Traditional gas-phase biofilters successfully reduce odor and gas emissions from swine buildings.
The most common type of biofilter media is wood chips. The problem with wood chips is that they degrade easily and cause compaction over time. This results in a pressure drop in the building that mechanical ventilation systems and pit fans must overcome.
Plus, these common organic materials must be replaced every two to five years, which represents a significant investment in materials, time and labor. This also produces an operational downtime as the media is replaced and a lag time until the new media acclimates and removal efficiencies reach previous levels.
This research project explores the use of an alternative media to address the concerns of media compaction over time and the large footprint required by flat-bed biofilters.
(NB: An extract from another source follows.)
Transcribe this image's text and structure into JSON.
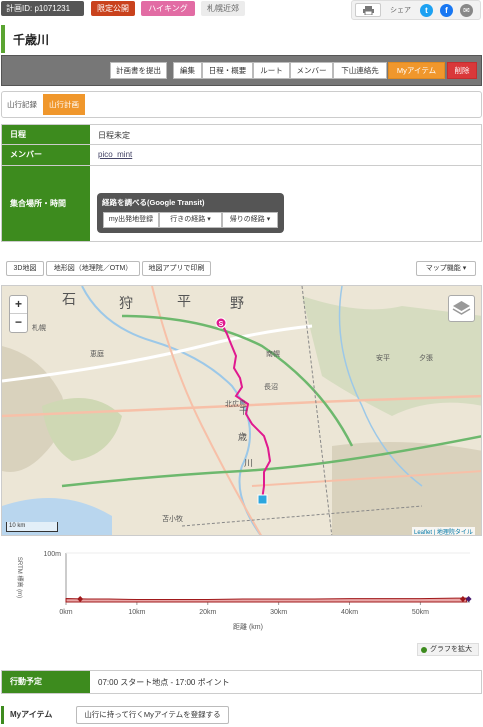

Airflow characteristics and gas reduction efficiencies of two alternative biofilter media (pine nuggets and lava rock) with high porosity and potentially longer service lives were evaluated (Table 1).
It was determined that pine nuggets and lava rock both have lower pressure drops than traditional wood chip biofilter media and were found to be acceptable alternatives for reducing hydrogen sulfide, ammonia and greenhouse gas (methane and nitrous oxide) emissions from swine manure and storage pits (Figure 1).
University of Minnesota researchers found that gas reduction efficiencies were highest for lava rock at 5 seconds empty bed contact time (the amount of time that the air is in contact with the biofilter media) and 90% relative humidity.
The reduction efficiencies at these conditions were 56, 88, 25 and 0.7% for ammonia (NH3), hydrogen sulfide (H2S), methane (CH4) and nitrous oxide (N2O), respectively (Table 2).
Sometimes, biofilters generate nitrous oxide, but in this research no generation was measured using the pine nuggets and lava rock.
Wood chips and bark mulch are commonly used biofilter media since they are locally available. But pine nuggets and lava rock produce up to 50% less pressure drop than wood chips and can be used as energy-efficient biofilter media to treat gas emissions from swine buildings.
At proper moisture content and empty bed contact time, these media could help swine producers lower their electrical fan operating costs and save energy and time.
Researchers: Neslihan Akdeniz and Kevin A. Janni, University of Minnesota. For more information,
contact Akdeniz by phone (612) 624-2115, fax (612) 624-3005 or e-mail: firstname.lastname@example.org.